|US6626881||May 31, 2001||Sep 30, 2003||Uni-Charm Corporation||Disposable diaper|
|US20030078556 *||Oct 22, 2002||Apr 24, 2003||Toru Sasaki||Disposable diaper|
|EP0947446A1||Mar 4, 1997||Oct 6, 1999||SCA Hygiene Products AB||Method of package-folding an absorbent article|
|JPH04152947A *||Title not available|
|1||*||Trennepohl, Mike, Preparing a disposable garment for packaging, Research Disclosure Database No. 474005, Oct. 2003, p. 1.|
|Citing Patent||Filing date||Publication date||Applicant||Title|
|US9168181||May 22, 2013||Oct 27, 2015||Kimberly-Clark Worldwide, Inc.||Method of forming a containment system for an absorbent article|
|US9259362||May 22, 2013||Feb 16, 2016||Kimberly-Clark Worldwide, Inc.||Absorbent article with containment flaps|
|International Classification||A61F13/20, A61F13/15|
|Cooperative Classification||A61F13/55115, A61F13/49001, A61F13/15203|
|European Classification||A61F13/551A4, A61F13/49A, A61F13/15J|
|Jun 30, 2004||AS||Assignment|
Owner name: KIMBERLY-CLARK WORLDWIDE, INC., WISCONSIN
Free format text: ASSIGNMENT OF ASSIGNORS INTEREST;ASSIGNORS:DATTA, PAUL JOSEPH;VOGT, ROBERT EUGENE;REEL/FRAME:015537/0678
Effective date: 20040630
|Sep 24, 2012||FPAY||Fee payment|
Year of fee payment: 4
|Feb 3, 2015||AS||Assignment|
Owner name: KIMBERLY-CLARK WORLDWIDE, INC., WISCONSIN
Free format text: NAME CHANGE;ASSIGNOR:KIMBERLY-CLARK WORLDWIDE, INC.;REEL/FRAME:034880/0742

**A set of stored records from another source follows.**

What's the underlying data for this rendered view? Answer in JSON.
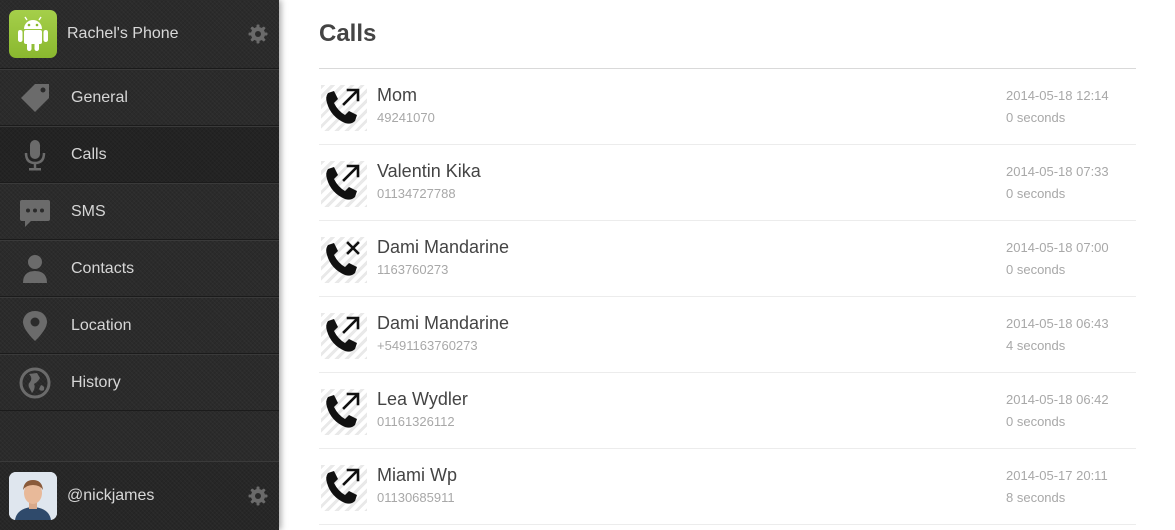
{
  "device": {
    "name": "Rachel's Phone",
    "logo_icon": "android-icon",
    "settings_icon": "gear-icon"
  },
  "nav": {
    "items": [
      {
        "label": "General",
        "icon": "tag-icon"
      },
      {
        "label": "Calls",
        "icon": "microphone-icon"
      },
      {
        "label": "SMS",
        "icon": "chat-bubble-icon"
      },
      {
        "label": "Contacts",
        "icon": "person-icon"
      },
      {
        "label": "Location",
        "icon": "map-pin-icon"
      },
      {
        "label": "History",
        "icon": "globe-icon"
      }
    ],
    "active": "Calls"
  },
  "user": {
    "handle": "@nickjames",
    "settings_icon": "gear-icon"
  },
  "page": {
    "title": "Calls"
  },
  "calls": [
    {
      "name": "Mom",
      "number": "49241070",
      "time": "2014-05-18 12:14",
      "duration": "0 seconds",
      "type": "outgoing"
    },
    {
      "name": "Valentin Kika",
      "number": "01134727788",
      "time": "2014-05-18 07:33",
      "duration": "0 seconds",
      "type": "outgoing"
    },
    {
      "name": "Dami Mandarine",
      "number": "1163760273",
      "time": "2014-05-18 07:00",
      "duration": "0 seconds",
      "type": "missed"
    },
    {
      "name": "Dami Mandarine",
      "number": "+5491163760273",
      "time": "2014-05-18 06:43",
      "duration": "4 seconds",
      "type": "outgoing"
    },
    {
      "name": "Lea Wydler",
      "number": "01161326112",
      "time": "2014-05-18 06:42",
      "duration": "0 seconds",
      "type": "outgoing"
    },
    {
      "name": "Miami Wp",
      "number": "01130685911",
      "time": "2014-05-17 20:11",
      "duration": "8 seconds",
      "type": "outgoing"
    }
  ],
  "colors": {
    "sidebar": "#2b2b2b",
    "android_green": "#a4c639",
    "text_dark": "#444444",
    "text_muted": "#a8a8a8"
  }
}
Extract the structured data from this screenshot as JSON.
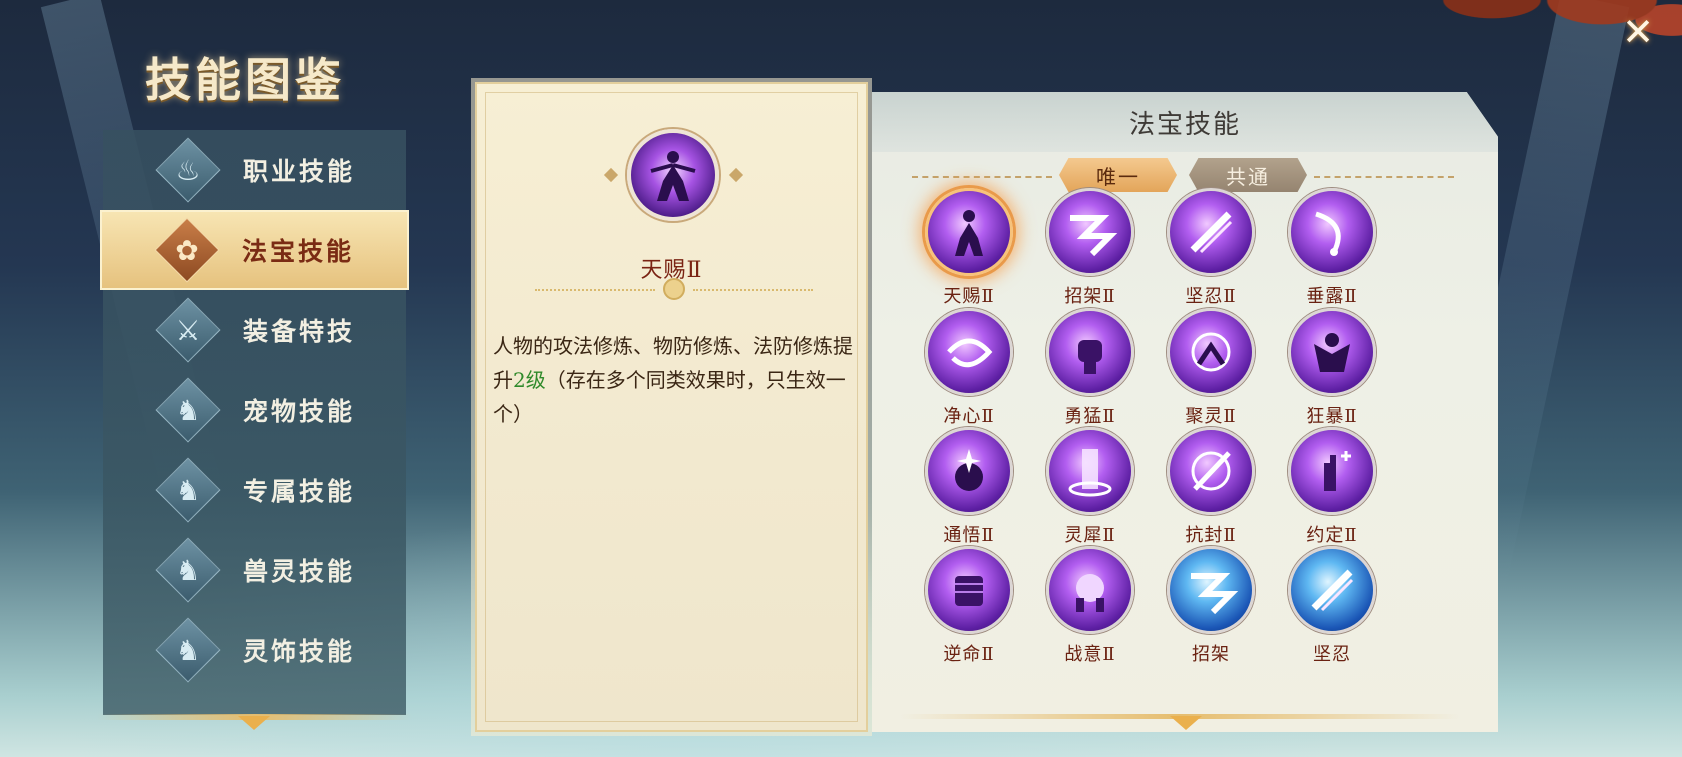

Effective date: 20150101
|Sep 26, 2016||FPAY||Fee payment|
Year of fee payment: 8